*AIM OF THE TASK*. In the records below, locate the line containing "Parse this screenshot: output", then extract it and all following lines exactly, ending with the last line.

*RAW DATA*.

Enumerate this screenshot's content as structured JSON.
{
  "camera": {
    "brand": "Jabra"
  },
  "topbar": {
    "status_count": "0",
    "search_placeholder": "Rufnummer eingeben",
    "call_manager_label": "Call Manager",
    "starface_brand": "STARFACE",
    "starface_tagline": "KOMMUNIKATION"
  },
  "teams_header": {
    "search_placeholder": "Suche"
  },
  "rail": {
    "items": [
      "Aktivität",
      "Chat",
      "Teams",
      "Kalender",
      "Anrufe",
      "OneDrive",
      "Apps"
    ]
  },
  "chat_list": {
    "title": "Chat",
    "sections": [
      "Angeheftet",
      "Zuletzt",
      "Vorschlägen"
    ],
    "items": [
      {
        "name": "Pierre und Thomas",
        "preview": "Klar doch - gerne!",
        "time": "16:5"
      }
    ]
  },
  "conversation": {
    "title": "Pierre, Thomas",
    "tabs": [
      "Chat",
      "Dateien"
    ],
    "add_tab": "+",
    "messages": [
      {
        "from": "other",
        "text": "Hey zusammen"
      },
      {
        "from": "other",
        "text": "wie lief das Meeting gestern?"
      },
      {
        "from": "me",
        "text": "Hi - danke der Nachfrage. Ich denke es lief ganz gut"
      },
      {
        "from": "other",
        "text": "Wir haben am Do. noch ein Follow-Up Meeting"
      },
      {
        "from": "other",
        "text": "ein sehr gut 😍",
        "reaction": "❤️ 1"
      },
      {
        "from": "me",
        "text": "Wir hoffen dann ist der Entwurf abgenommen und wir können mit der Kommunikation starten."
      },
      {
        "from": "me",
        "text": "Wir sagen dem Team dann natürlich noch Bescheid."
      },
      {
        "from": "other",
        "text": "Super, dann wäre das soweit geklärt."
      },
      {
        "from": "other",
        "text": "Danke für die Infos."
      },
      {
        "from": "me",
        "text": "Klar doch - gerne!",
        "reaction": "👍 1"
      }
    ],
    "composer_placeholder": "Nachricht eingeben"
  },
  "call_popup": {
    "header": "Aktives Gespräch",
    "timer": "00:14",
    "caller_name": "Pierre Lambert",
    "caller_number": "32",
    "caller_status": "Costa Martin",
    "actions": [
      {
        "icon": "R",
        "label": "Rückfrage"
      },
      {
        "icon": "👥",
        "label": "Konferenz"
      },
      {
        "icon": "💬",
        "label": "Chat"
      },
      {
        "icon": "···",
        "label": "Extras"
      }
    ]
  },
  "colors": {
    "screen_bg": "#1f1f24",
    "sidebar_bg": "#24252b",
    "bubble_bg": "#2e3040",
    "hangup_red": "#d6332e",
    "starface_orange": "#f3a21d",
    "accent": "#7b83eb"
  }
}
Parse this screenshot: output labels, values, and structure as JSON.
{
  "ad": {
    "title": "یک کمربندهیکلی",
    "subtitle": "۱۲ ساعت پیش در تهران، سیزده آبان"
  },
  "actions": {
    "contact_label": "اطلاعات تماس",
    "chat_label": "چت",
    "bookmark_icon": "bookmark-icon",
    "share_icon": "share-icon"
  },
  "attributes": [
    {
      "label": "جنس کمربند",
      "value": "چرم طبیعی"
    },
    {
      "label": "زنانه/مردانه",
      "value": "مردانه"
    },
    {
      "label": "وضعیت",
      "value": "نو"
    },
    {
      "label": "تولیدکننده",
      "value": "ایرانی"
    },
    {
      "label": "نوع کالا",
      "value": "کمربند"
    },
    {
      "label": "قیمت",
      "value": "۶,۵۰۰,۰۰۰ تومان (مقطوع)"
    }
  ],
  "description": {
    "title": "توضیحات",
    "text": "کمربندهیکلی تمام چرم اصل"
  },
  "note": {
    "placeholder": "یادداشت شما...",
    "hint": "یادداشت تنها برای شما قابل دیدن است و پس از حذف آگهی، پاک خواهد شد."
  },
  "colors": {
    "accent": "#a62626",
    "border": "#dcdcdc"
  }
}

*WRITTEN SOLUTION*.
Parse this screenshot: output labels, values, and structure as JSON.
{
  "ad": {
    "title": "یک کمربندهیکلی",
    "subtitle": "۱۲ ساعت پیش در تهران، سیزده آبان"
  },
  "actions": {
    "contact_label": "اطلاعات تماس",
    "chat_label": "چت",
    "bookmark_icon": "bookmark-icon",
    "share_icon": "share-icon"
  },
  "attributes": [
    {
      "label": "جنس کمربند",
      "value": "چرم طبیعی"
    },
    {
      "label": "زنانه/مردانه",
      "value": "مردانه"
    },
    {
      "label": "وضعیت",
      "value": "نو"
    },
    {
      "label": "تولیدکننده",
      "value": "ایرانی"
    },
    {
      "label": "نوع کالا",
      "value": "کمربند"
    },
    {
      "label": "قیمت",
      "value": "۶,۵۰۰,۰۰۰ تومان (مقطوع)"
    }
  ],
  "description": {
    "title": "توضیحات",
    "text": "کمربندهیکلی تمام چرم اصل"
  },
  "note": {
    "placeholder": "یادداشت شما...",
    "hint": "یادداشت تنها برای شما قابل دیدن است و پس از حذف آگهی، پاک خواهد شد."
  },
  "colors": {
    "accent": "#a62626",
    "border": "#dcdcdc"
  }
}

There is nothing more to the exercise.